Due to influenza and influenza-like illnesses being widespread throughout Alabama, including here in Chambers County and in Lee County, East Alabama Medical Center officials have made the decision to put visitor restrictions in place in order to prevent the spread of the virus.
Effective immediately, visitors are asked to follow these guidelines:
•Anyone displaying flu-like symptoms should not visit anywhere in the hospital. However, most patients can be reached by phone, just dial 528 and the patient’s room number (example: 528-0000).
•Visitation in the Intensive Care Unit (ICU), Pediatrics and Childbirth Unit (including Labor and Delivery and the Mother/Baby department) is restricted to healthy immediate family members who are age 12 and older.
•Visitation in the Emergency Department (ED) is also limited, only two healthy family members (age 12 and up) per patient and the length of visits may be limited.
EAMC-Lanier Hospital has also set up similar restrictions due to the flu. Jennifer Seymour, infection control director at Lanier, said that no one under the age 12 will be allowed to visit in the hospital. Others with flu-like symptoms are also asked not to visit the hospital.
No siblings under 12 can visit the Labor and Delivery Unit and ICU visits will be limited to immediate family or significant others with no flu symptoms. “At the nurse’s discretion in exceptional or urgent situations (impending death of a loved one, etc.), a restricted visitor may visit and be required to put on a mask during visitation,” Seymour said.
Currently, the Centers for Disease Control and Prevention (CDC) is showing Alabama as one of ten states with “widespread” activity of influenza and one of six states seeing “high” levels of patients with influenza-like symptoms. At EAMC, there are currently 10 patients hospitalized with the flu.
Ricardo Maldonado, M.D., an infectious disease specialist and EAMC’s medical director of Infection Control, explains the situation. “As many people are aware, the state of Alabama is showing widespread influenza activity and also a very high activity of ILI (influenza-like illnesses),” he said. “Most cases of confirmed influenza have been identified as PH1N1 (Pandemic H1N1, formerly known as swine flu). As a result, at EAMC we are seeing people with influenza, some of who have been severely ill. The pattern is very similar to the cases we saw during the 2009 pandemic. The vaccine for this year should provide protection against the influenza viruses that are active currently, including H1N1.”
Dr. Maldonado states that testing for the flu can be tricky. “The tests available for the diagnosis of influenza have a sensitivity of less than 50 percent.
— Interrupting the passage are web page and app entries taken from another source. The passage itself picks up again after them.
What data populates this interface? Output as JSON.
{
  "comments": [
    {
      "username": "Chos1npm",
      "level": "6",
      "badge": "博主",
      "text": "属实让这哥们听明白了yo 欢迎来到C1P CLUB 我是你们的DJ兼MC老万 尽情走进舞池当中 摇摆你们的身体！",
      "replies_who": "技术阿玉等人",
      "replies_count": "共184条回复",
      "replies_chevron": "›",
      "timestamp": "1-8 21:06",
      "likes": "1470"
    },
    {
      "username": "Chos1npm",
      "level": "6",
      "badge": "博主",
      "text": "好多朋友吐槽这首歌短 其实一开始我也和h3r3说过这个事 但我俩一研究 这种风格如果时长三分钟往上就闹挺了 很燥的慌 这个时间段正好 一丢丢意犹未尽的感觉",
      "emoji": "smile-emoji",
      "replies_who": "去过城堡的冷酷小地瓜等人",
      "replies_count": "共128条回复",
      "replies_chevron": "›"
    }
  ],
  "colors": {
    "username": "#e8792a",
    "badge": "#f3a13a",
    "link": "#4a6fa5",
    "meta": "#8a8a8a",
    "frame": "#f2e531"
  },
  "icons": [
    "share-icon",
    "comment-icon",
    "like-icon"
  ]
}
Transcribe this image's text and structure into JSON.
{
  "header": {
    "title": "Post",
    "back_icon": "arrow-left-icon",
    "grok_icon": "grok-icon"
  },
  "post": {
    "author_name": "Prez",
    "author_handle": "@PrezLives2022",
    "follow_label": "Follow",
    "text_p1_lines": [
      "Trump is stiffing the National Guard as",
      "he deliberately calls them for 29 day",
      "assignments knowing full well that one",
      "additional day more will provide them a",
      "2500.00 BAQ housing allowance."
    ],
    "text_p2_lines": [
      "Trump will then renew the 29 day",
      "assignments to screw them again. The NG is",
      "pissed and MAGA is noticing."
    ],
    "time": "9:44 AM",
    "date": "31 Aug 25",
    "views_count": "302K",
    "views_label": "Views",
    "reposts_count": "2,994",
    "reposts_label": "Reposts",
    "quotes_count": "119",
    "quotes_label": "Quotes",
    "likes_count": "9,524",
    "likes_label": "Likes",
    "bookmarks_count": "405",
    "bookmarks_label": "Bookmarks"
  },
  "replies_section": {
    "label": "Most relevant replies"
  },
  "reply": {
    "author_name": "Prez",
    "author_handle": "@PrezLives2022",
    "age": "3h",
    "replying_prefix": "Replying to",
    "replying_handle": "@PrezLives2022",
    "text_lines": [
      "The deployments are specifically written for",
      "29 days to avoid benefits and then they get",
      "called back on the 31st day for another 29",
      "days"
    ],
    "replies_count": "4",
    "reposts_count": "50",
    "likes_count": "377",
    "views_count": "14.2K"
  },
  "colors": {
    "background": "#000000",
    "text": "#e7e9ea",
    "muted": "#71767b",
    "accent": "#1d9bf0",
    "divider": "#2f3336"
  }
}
Therefore, a negative test does not rule out influenza, this is especially important to know for people who have been exposed to confirmed cases.”
EAMC offered these tips for preventing and/or controlling the spread on influenza:
•Wash your hands thoroughly (and often) with soap and warm water.
•Cough or sneeze into your sleeve if a tissue is not available.
•Use hand sanitizer to clean your hands in public places.
•Use sanitizer wipes to clean surfaces (such as grocery cart handles) in public places.
•If you have the flu or flu-like symptoms, isolate yourself at home; do not go to work or school.